T1 - Epoxy functionalized poly(lactide) reactive modifier for blown film applications

AU - Schneider,Jeff

AU - Shi,Xiangke

AU - Manjure,Shilpa

AU - Gravier,Daniel

AU - Narayan,Ramani

PY - 2015/7/1

Y1 - 2015/7/1

N2 - Epoxy functionalized poly(lactide) (EF-PLA) was synthesized by reacting PLA with a multifunctional epoxy polymer (MEP) using reactive extrusion processing. These polymers can function as a rheology modifier for PLA and a compatibilizer for other biopolyesters in blown film and foam applications. Model compound studies show that the epoxy functional group on the MEP reacts selectively with the carboxylic acid chain-ends of PLA at processing temperatures below 200°C. An EF-PLA containing up to 10% MEP was prepared without gel formation and reactively extruded with neat PLA to obtain three different product formulations containing MEP (0.25, 0.5, and 1.0%). These products showed significantly enhanced rheological properties compared to what has been reported by other groups and is currently used in the PLA blown film industry, the blending of MEP with PLA in a single step. These benefits are a result of how the MEP gets distributed in the material, and can lead to improved properties even at lower MEP concentrations. Our new materials showed significant strain hardening rheological behavior demonstrating that they can be readily blown into films and foams. A statistical simulation was developed to provide a fundamental understanding of the reaction as well as provide information on the molecular weight characteristics and reactivity of the EF-PLA. The EF-PLA molecule shows good potential for use as a rheology modifier and compatibilizer.

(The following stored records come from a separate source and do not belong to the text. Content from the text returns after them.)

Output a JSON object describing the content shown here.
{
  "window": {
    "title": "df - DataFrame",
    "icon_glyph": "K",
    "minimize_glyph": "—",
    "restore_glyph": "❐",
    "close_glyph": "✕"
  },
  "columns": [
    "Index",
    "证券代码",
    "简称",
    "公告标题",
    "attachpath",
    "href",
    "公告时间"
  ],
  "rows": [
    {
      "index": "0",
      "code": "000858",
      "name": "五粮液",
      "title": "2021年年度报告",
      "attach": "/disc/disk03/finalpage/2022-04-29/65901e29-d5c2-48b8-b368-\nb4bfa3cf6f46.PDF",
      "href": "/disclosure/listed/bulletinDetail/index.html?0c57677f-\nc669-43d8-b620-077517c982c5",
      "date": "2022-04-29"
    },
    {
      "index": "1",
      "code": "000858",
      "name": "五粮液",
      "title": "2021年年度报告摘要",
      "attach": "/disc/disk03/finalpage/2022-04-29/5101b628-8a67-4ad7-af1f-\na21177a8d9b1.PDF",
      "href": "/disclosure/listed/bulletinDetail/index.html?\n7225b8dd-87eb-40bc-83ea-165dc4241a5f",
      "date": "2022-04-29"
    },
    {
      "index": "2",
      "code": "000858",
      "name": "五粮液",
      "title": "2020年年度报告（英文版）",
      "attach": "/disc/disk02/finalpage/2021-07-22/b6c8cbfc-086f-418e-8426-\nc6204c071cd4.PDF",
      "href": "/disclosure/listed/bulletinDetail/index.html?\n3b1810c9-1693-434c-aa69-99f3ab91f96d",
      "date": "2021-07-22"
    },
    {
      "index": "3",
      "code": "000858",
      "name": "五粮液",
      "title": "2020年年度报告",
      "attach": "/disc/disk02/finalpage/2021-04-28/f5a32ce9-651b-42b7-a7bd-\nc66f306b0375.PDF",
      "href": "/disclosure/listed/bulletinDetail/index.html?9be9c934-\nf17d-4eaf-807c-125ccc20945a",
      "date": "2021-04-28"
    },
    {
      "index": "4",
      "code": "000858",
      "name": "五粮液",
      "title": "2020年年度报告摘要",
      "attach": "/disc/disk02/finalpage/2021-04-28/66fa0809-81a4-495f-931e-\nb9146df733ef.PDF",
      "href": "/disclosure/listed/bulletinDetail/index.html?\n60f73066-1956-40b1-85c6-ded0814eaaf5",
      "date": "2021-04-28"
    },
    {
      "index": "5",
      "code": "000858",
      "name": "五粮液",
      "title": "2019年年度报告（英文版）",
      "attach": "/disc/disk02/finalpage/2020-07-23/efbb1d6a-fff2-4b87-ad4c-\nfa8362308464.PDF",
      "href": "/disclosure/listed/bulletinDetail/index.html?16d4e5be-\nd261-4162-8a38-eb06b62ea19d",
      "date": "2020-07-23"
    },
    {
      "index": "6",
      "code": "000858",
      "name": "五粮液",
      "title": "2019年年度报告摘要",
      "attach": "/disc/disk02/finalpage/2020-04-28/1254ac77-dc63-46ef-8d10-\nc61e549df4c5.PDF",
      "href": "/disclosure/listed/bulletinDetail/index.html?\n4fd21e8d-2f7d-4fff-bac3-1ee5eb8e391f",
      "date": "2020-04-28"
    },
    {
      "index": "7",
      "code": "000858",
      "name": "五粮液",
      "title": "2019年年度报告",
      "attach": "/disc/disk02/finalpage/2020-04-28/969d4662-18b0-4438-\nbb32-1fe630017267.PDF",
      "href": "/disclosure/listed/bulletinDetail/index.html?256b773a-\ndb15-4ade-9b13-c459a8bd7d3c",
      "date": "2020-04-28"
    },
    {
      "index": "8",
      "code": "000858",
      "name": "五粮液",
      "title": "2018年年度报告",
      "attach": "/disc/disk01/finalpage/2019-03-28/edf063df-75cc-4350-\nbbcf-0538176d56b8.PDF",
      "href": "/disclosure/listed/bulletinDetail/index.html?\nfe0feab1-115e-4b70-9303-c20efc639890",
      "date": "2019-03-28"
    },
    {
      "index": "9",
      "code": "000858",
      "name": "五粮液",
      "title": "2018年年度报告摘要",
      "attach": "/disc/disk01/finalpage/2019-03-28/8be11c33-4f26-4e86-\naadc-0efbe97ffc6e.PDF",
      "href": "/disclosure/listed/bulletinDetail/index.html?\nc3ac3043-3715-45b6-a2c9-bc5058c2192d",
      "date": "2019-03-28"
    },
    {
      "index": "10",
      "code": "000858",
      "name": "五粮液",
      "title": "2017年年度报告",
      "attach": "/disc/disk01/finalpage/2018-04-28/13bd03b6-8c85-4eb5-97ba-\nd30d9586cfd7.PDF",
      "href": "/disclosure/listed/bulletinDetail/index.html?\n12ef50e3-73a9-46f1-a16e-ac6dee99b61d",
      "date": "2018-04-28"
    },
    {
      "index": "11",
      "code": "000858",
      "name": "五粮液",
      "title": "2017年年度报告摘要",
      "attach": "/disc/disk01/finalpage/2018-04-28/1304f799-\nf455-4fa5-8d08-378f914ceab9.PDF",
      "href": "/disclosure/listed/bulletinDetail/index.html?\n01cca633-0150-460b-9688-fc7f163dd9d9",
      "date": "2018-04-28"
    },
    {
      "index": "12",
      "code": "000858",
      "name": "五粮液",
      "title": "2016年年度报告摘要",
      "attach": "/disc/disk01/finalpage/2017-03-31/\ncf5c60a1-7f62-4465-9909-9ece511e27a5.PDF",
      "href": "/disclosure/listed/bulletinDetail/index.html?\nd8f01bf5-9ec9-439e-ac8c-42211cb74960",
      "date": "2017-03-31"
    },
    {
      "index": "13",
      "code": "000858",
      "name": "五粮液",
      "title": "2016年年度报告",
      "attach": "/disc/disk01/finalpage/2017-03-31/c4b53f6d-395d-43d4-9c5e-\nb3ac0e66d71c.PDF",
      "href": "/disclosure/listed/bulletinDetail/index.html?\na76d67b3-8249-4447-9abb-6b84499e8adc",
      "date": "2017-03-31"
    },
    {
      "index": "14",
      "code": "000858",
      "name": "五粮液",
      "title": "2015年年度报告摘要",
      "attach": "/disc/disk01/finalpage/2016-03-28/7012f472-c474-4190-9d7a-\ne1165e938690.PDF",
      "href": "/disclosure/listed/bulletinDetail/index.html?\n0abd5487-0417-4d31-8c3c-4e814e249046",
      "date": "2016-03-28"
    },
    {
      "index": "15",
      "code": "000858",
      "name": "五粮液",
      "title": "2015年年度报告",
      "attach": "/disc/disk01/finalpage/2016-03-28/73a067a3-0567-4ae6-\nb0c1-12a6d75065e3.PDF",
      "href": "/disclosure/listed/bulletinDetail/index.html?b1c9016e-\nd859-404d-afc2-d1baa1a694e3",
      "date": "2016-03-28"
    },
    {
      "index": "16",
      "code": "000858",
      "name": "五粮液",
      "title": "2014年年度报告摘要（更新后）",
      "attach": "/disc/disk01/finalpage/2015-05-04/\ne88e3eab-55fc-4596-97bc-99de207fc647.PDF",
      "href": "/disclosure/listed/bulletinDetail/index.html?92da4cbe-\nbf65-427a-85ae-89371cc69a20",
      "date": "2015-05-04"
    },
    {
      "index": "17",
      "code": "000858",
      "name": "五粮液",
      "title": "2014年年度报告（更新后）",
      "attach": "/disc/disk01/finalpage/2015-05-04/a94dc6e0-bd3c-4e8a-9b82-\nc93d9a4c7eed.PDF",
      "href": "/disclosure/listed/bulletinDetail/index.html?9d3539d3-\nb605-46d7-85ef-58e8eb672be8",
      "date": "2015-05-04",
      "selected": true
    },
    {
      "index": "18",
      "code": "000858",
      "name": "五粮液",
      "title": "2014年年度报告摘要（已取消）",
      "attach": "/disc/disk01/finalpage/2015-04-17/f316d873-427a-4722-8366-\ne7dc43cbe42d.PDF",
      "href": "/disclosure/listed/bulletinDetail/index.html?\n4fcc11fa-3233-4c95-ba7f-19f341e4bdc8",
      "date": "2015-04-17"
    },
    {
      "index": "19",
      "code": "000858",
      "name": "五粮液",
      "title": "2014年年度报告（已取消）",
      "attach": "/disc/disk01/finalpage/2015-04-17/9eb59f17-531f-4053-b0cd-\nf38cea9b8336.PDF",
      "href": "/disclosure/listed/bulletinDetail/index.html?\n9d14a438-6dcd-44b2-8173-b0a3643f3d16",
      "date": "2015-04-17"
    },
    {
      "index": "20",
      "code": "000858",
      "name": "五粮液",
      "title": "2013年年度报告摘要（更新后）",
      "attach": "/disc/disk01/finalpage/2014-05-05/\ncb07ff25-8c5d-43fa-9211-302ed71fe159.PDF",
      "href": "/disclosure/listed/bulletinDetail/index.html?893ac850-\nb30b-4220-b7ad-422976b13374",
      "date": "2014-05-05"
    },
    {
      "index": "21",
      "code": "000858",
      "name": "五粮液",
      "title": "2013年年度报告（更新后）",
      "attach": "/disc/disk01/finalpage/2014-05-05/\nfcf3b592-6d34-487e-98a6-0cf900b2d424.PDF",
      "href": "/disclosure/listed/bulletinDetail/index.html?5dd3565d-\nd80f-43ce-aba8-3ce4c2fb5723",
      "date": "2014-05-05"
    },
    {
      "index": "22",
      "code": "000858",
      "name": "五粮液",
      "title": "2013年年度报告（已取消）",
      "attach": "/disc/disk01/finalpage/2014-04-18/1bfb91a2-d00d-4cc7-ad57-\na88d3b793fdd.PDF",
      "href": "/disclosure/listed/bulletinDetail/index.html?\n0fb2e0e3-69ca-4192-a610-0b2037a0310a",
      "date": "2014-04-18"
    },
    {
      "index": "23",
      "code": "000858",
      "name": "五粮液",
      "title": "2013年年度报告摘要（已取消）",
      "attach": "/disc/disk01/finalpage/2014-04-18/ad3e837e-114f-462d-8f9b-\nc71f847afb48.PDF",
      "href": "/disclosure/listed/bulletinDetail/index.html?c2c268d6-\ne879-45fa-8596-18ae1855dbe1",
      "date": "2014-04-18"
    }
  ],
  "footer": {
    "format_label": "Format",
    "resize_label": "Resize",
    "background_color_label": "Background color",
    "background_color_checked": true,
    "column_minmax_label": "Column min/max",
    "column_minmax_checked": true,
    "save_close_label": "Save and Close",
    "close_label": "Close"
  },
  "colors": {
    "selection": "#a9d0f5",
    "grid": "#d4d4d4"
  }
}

AB - Epoxy functionalized poly(lactide) (EF-PLA) was synthesized by reacting PLA with a multifunctional epoxy polymer (MEP) using reactive extrusion processing. These polymers can function as a rheology modifier for PLA and a compatibilizer for other biopolyesters in blown film and foam applications. Model compound studies show that the epoxy functional group on the MEP reacts selectively with the carboxylic acid chain-ends of PLA at processing temperatures below 200°C. An EF-PLA containing up to 10% MEP was prepared without gel formation and reactively extruded with neat PLA to obtain three different product formulations containing MEP (0.25, 0.5, and 1.0%). These products showed significantly enhanced rheological properties compared to what has been reported by other groups and is currently used in the PLA blown film industry, the blending of MEP with PLA in a single step. These benefits are a result of how the MEP gets distributed in the material, and can lead to improved properties even at lower MEP concentrations. Our new materials showed significant strain hardening rheological behavior demonstrating that they can be readily blown into films and foams. A statistical simulation was developed to provide a fundamental understanding of the reaction as well as provide information on the molecular weight characteristics and reactivity of the EF-PLA. The EF-PLA molecule shows good potential for use as a rheology modifier and compatibilizer.

KW - biopolymers and renewable polymers

KW - extrusion

KW - functionalization of polymers

KW - structure-property relations

KW - viscosity and viscoelasticity

UR - http://www.scopus.com/inward/record.url?scp=84928365129&partnerID=8YFLogxK

UR - http://www.scopus.com/inward/citedby.url?scp=84928365129&partnerID=8YFLogxK

U2 - 10.1002/app.42243

DO - 10.1002/app.42243

M3 - Article

VL - 132

JO - Journal of Applied Polymer Science

T2 - Journal of Applied Polymer Science

JF - Journal of Applied Polymer Science

SN - 0021-8995

IS - 28

M1 - 42243

ER -